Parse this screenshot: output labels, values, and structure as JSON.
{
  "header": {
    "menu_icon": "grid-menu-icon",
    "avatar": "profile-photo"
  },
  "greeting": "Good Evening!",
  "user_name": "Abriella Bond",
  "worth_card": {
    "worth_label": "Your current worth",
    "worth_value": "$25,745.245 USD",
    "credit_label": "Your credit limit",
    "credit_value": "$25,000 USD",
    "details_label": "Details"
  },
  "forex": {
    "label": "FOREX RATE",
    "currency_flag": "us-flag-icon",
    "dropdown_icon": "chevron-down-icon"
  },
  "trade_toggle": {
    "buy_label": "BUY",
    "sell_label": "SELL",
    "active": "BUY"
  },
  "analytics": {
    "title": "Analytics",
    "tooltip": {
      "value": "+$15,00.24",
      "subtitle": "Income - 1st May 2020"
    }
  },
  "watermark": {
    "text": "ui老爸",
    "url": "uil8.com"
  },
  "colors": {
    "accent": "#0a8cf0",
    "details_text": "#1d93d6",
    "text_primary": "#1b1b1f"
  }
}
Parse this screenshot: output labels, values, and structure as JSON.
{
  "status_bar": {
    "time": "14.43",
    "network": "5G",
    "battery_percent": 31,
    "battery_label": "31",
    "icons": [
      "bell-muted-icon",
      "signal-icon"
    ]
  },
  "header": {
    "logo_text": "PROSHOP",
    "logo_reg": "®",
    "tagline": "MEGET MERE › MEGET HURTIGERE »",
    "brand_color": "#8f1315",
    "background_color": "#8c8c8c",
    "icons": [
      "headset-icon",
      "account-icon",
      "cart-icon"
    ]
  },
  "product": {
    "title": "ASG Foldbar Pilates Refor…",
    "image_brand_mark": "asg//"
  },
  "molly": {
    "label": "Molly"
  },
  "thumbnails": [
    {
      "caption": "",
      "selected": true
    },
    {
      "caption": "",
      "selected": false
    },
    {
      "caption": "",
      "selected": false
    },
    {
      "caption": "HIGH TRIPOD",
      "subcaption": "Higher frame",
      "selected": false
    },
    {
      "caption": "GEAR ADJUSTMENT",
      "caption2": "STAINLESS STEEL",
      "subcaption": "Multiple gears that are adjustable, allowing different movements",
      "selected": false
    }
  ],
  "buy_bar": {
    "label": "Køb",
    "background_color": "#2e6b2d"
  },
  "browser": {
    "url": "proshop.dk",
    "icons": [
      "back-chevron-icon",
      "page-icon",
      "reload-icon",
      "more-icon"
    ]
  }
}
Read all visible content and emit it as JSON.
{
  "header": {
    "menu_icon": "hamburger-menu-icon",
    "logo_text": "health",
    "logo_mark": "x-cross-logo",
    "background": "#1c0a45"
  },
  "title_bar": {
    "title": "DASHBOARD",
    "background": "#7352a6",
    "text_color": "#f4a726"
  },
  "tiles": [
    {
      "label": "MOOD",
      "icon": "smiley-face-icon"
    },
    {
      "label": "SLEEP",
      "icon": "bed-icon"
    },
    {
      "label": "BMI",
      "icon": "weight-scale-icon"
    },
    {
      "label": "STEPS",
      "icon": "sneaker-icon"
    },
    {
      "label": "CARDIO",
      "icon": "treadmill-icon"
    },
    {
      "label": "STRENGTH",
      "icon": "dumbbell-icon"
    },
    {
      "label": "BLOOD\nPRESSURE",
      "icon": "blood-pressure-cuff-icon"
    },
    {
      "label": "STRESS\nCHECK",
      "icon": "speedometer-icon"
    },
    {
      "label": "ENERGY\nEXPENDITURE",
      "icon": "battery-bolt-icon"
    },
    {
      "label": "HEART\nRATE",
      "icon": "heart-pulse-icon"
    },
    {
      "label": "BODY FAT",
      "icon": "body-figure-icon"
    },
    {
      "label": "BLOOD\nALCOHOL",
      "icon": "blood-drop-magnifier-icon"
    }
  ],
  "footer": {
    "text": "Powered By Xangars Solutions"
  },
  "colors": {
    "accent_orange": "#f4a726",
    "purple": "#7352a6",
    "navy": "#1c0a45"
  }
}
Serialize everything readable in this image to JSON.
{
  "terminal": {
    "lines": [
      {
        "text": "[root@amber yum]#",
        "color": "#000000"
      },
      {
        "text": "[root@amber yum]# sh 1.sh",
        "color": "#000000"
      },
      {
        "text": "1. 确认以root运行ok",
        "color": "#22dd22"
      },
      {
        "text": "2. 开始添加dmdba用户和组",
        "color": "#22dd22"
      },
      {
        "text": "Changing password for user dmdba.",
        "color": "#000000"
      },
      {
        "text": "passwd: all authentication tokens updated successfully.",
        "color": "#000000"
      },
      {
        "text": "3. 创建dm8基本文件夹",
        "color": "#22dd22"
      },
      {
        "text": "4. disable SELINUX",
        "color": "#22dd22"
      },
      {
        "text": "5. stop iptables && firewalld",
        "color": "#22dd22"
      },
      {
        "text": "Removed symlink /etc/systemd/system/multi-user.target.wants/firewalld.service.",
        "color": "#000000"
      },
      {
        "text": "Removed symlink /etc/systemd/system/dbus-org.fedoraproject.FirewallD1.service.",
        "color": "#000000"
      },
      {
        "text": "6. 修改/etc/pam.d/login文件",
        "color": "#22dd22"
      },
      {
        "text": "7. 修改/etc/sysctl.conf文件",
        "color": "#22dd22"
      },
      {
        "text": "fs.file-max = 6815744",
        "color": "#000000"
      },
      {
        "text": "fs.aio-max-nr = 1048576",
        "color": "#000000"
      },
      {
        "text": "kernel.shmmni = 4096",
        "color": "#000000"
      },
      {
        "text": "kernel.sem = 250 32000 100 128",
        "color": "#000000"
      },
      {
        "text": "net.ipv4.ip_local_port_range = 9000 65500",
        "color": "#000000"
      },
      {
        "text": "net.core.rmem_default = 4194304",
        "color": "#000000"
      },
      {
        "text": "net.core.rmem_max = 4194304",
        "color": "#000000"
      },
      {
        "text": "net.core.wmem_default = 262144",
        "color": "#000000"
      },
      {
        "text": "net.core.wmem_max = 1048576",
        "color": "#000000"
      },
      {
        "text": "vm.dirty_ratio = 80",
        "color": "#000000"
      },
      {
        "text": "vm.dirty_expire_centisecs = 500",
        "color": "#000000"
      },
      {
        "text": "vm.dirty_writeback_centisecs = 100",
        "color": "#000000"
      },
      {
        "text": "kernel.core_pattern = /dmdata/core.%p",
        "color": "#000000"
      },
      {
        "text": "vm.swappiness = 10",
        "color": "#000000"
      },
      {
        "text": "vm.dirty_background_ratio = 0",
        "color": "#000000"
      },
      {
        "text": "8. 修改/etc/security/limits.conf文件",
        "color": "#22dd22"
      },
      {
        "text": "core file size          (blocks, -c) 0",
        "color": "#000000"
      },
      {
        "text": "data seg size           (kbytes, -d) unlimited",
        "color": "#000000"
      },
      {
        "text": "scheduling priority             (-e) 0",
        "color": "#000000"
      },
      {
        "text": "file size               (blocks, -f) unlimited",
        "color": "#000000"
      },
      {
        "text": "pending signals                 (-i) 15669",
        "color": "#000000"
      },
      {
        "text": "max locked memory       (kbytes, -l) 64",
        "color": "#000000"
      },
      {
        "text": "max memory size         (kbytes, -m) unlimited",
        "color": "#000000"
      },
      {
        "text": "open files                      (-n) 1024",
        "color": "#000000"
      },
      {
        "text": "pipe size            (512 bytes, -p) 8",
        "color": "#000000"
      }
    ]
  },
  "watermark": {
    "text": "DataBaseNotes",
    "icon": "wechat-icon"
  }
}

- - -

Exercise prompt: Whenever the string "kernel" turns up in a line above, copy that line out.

Response to this exercise:
        "text": "kernel.shmmni = 4096",
        "text": "kernel.sem = 250 32000 100 128",
        "text": "kernel.core_pattern = /dmdata/core.%p",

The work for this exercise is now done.